[RECORD SET Boundary: Start]
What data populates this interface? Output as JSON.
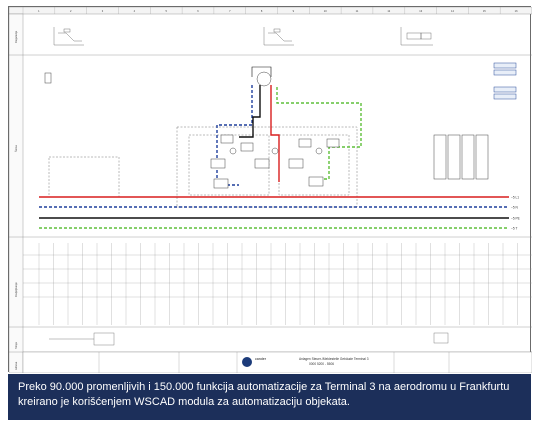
{
  "figure": {
    "column_numbers": [
      "1",
      "2",
      "3",
      "4",
      "5",
      "6",
      "7",
      "8",
      "9",
      "10",
      "11",
      "12",
      "13",
      "14",
      "15",
      "16"
    ],
    "side_labels": [
      "Regulacija",
      "Šema",
      "Dodjeljivanje",
      "Struja",
      "Adresa"
    ],
    "title_block": {
      "company": "cander",
      "project_line1": "Anlagen Steuer-/Meldestelle Gebäude Terminal 3",
      "project_line2": "0000 5200 - 5506"
    },
    "bus_labels": [
      "~5 L1",
      "~5 N",
      "~5 PE",
      "~5 T"
    ]
  },
  "caption": {
    "line1": "Preko 90.000 promenljivih i 150.000 funkcija automatizacije za Terminal 3 na aerodromu u Frankfurtu",
    "line2": "kreirano je korišćenjem WSCAD modula za automatizaciju objekata."
  },
  "colors": {
    "caption_bg": "#1c2f5a",
    "red_line": "#d81e1e",
    "blue_line": "#1f3e9c",
    "green_line": "#5fbf3a",
    "black_line": "#111111"
  }
}
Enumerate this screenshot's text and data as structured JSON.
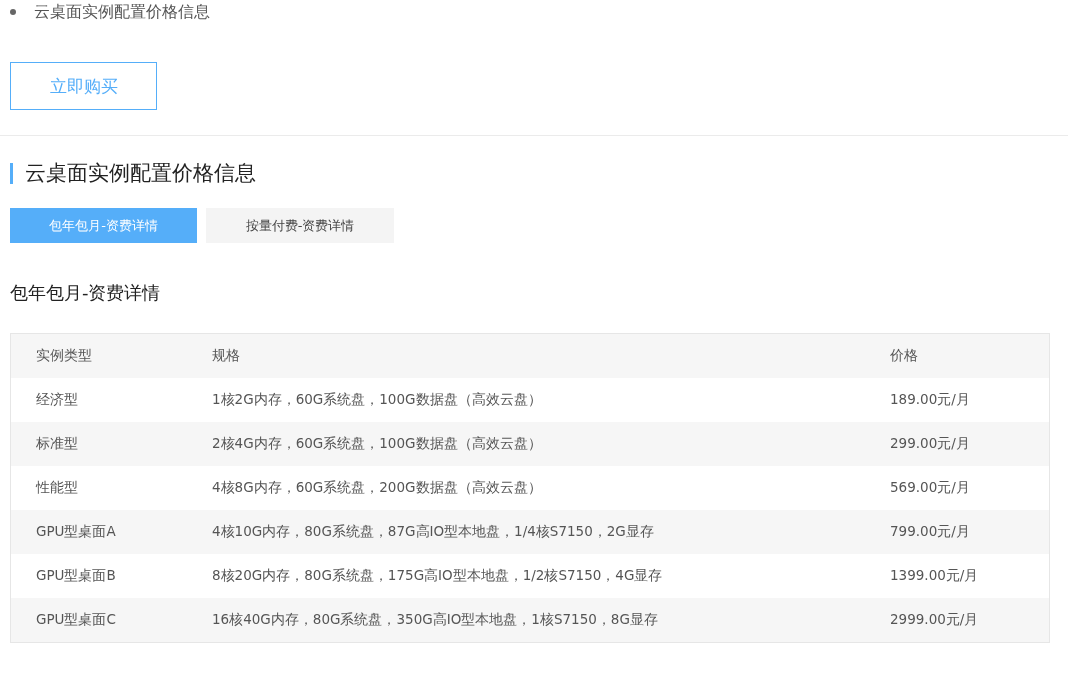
{
  "bullet_list": [
    "云桌面实例配置价格信息"
  ],
  "buy_button": "立即购买",
  "section_title": "云桌面实例配置价格信息",
  "tabs": [
    {
      "label": "包年包月-资费详情",
      "selected": true
    },
    {
      "label": "按量付费-资费详情",
      "selected": false
    }
  ],
  "subheading": "包年包月-资费详情",
  "table": {
    "columns": [
      "实例类型",
      "规格",
      "价格"
    ],
    "rows": [
      [
        "经济型",
        "1核2G内存，60G系统盘，100G数据盘（高效云盘）",
        "189.00元/月"
      ],
      [
        "标准型",
        "2核4G内存，60G系统盘，100G数据盘（高效云盘）",
        "299.00元/月"
      ],
      [
        "性能型",
        "4核8G内存，60G系统盘，200G数据盘（高效云盘）",
        "569.00元/月"
      ],
      [
        "GPU型桌面A",
        "4核10G内存，80G系统盘，87G高IO型本地盘，1/4核S7150，2G显存",
        "799.00元/月"
      ],
      [
        "GPU型桌面B",
        "8核20G内存，80G系统盘，175G高IO型本地盘，1/2核S7150，4G显存",
        "1399.00元/月"
      ],
      [
        "GPU型桌面C",
        "16核40G内存，80G系统盘，350G高IO型本地盘，1核S7150，8G显存",
        "2999.00元/月"
      ]
    ]
  }
}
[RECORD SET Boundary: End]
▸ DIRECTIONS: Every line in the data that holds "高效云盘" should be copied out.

▸ RESULT:
        "1核2G内存，60G系统盘，100G数据盘（高效云盘）",
        "2核4G内存，60G系统盘，100G数据盘（高效云盘）",
        "4核8G内存，60G系统盘，200G数据盘（高效云盘）",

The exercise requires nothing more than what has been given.